The small number of people in the UK with a strong interest in social enterprise leadership issues have spent the last week or so struggling to contain their excitement at the news that Social Enterprise Coalition(SEC) CEO, Jonathan Bland, is heading off to Finland in October.
The print version of the new Social Enterprise magazine offers an interesting assessment of Bland’s legacy, describing him as ‘Jonathan the juggler’ for his ability to juggle the interests of a diverse range of players in the Coalition and gain significant political support for ‘the movement’. In terms of the task facing the next CEO, reporter Chrisanthi Giotis’s discussions with sector commentators predict an ongoing juggling act with the feedback being that: “The SEC leader must take this opportunity to enshrine social enterprise in a new British economy that may be emerging, they said. Yet, at the same time, they said, the new CEO will have to focus on the grass roots, build up communications between members, segment the sector to offer tailored products from SEC and boost understanding of the different models of business.”

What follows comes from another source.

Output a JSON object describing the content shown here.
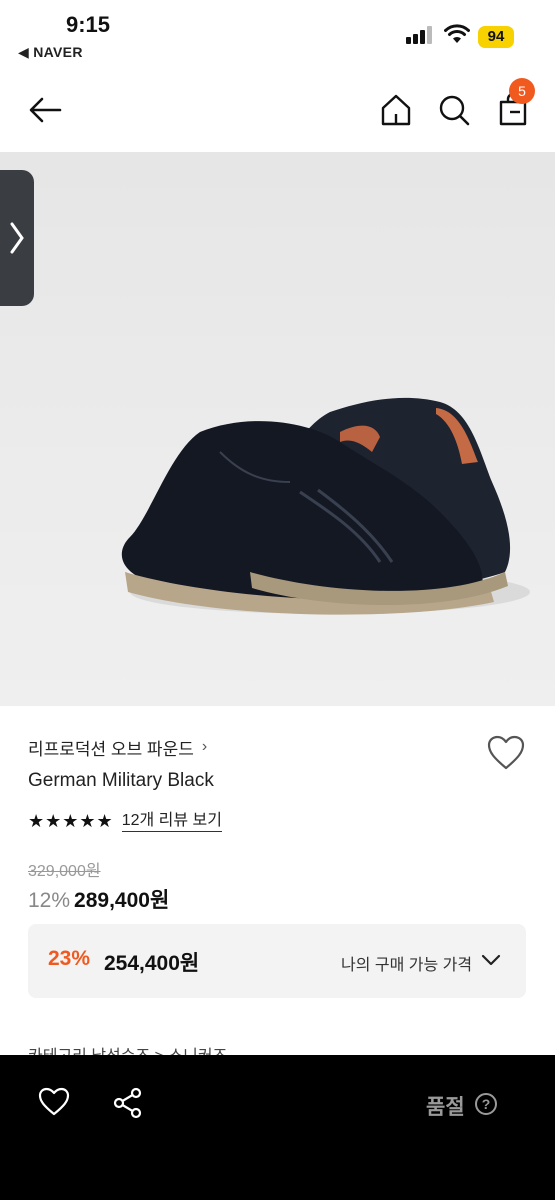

Sandwiched in the middle of the article, with its implications under-explored, is a suggestion from former Social Enterprise Ambassador, Liam Black, that raises big questions what the SEC should actually by trying to do. Black’s line is that rather than concentrating on promoting the formation of more entities that can be defined as social enterprises, the SEC and the social enterprise movement in general should be focusing on transforming the way all companies do business.
This is a road that the SEC under Jonathan Bland has – possibly out of genuine strategic conviction – feared to tread. The SEC under Bland has done a great job popularising the social enterprise brand (particularly with politicians) and incorporating a wide range of disparate organisations – often fairly unconnected in terms of structure, practice or philosophy – under its banner but it hasn’t had anything much to say about the wider economy and how it works.
Given that social enterprises that are not the Co-Operative Group, the John Lewis Partnership or social lending institutions make up an infinitesimally small % of the UK economy – in fact if you chuck Greenwich Leisure into that list, I’d guess the rest of us struggle to match the turnover of a medium-sized inner city Borough between us – this approach seems to have a very limited scope.
If the SEC’s line really is to keep plugging away until all businesses actually become specifically structured social enterprises, it seems as sensible as a plan to achieve broad improvements in animal rights by demanding that everyone becomes vegan. Surely a more useful focus for the social enterprise movement – if it is going to be a movement rather than just a collection of tangentially linked small businesses – would be to start by looking at the economy as it is and then make practical arguments for making it better.